Harry and his family remained close by until the storm that changed everything. On October 29, 2012, Dora Helwig had a friend over as they were supposed to fly out of JFK Airport to New Orleans the next day. Hurricane Sandy had other plans. “We were upstairs and the water was coming in and my friend has her dog and she was panicking and said, ‘What if the water comes up this high?’ I said, ‘Don’t worry, we have the roof.’” Ever the optimist, Dora kept cool, but the situation on the first floor was no laughing matter as her beloved bay flowed into her living room and kitchen. “The water came up six feet. My refrigerator was down, the furniture was floating, and the water was up to my neck,” she recalled. Hours after, when the water had receded late into the night, Helwig reunited with her son and his family, and together, they huddled on the second floor of her home. With Harry’s home being damaged beyond repair, he had no choice but to move. But Dora decided she wasn’t leaving behind her little slice of paradise. “We cleaned up, everybody got together, and we survived,” she said.

Despite no longer having her son and granddaughters nearby, Helwig has never been lonely. “I have the most wonderful neighbors. We are family,” she said. Helwig spoke of one neighbor of Indian heritage who has incredible talent in the kitchen. “She’ll bring food over almost every other day or I’ll go to her house. Her cooking is so phenomenal,” she said.
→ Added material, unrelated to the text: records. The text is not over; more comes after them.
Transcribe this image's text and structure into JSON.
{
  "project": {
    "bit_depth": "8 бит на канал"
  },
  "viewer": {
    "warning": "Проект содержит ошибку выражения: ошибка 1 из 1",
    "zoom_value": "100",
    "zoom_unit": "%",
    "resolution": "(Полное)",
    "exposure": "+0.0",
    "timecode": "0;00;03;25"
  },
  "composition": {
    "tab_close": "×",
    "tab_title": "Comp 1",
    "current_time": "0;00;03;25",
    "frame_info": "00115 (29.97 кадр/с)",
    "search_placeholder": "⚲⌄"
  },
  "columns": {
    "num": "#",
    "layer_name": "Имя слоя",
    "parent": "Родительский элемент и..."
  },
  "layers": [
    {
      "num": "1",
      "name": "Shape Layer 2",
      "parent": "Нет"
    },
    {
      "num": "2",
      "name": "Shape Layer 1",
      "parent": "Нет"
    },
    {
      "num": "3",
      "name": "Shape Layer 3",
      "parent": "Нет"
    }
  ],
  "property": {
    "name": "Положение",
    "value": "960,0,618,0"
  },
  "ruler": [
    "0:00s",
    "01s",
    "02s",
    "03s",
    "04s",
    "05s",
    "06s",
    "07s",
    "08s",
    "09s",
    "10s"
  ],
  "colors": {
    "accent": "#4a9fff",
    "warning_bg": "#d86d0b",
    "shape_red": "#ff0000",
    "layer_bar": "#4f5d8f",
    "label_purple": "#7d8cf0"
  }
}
Then there’s a next-door neighbor who she calls her “handyman son.” “He checks on me, he helped me fix my house after Sandy, he does little things for me. He’s been here as long as I have. I watched him grow up from a teenager and now he has a son that I’ve watched grow up,” she said.

Watching neighbors come, and go, and their families grow, has been one of the few changes she’s seen in the nearly 50 years she’s been here. “This area, this dead end, hasn’t changed much,” she said. Except for the street itself. “When I came here, the road was terrible. It was like a back-country dirt road with no sidewalk. People walked in the street. But as time went on, they gave us a street and sidewalks—but people still walk in the street,” she said. For the most part, Helwig says she’s only seen Rockaway change for the better in 50 years. Even the garbage dump across the bay from her home has improved. “That’s not an island,” she said, pointing out a beautiful green hill across the water. “That’s part of sanitation. That wasn’t there. They built that. It used to be ugly and smelly and now it’s green and pretty,” she explained. Speaking of green, as a vegan, Helwig was overjoyed when Edgemere Farm opened just two blocks away, providing her not only with a new place to buy produce, but a place to make even more friends. Helwig says, “Rockaway is looking so much nicer and better than when I first came here. But I still loved it then, and I love it now.”

That’s why leaving will be so hard. After living by herself for so long, Helwig’s son has finally convinced her to move in with his family. “He said, ‘Mom, there’s a lot of work involved with having a home.’ I’m used to doing everything by myself, but it’s getting more difficult. I’m getting old and I have arthritis. I’ve fallen a couple times. I have new knees, a new hip, and he said, ‘Mom, it’s time to be here under my wings.’ So, he convinced me,” she said. When—is still indefinite, as Helwig said she won’t leave until she knows the place that she’s called home for nearly 50 years, will be in good hands with the right buyer. However, Helwig will still get to enjoy being near the water. "I told my son that if there isn’t water, I’m not going,” she said. So, Harry Helwig and his family bought a house in Centerport, LI, near the water, where Dora will call her new home. While moving will no doubt be an adjustment, Helwig knows it will be for the best, and plus, there are perks. “I’m still not sure about it, but I will have the love of my family. I will get to see my son and my girls every day,” she said.

And of course, she’ll come back to visit. “I do not intend to just go away and not come back. I will be back to visit my beautiful friends and family here and I’m sure they’ll let me sit on my dock and enjoy a glass of wine with them. I’m not leaving this place entirely. My heart is here. My brain is here. My soul is here. How else can I explain it?”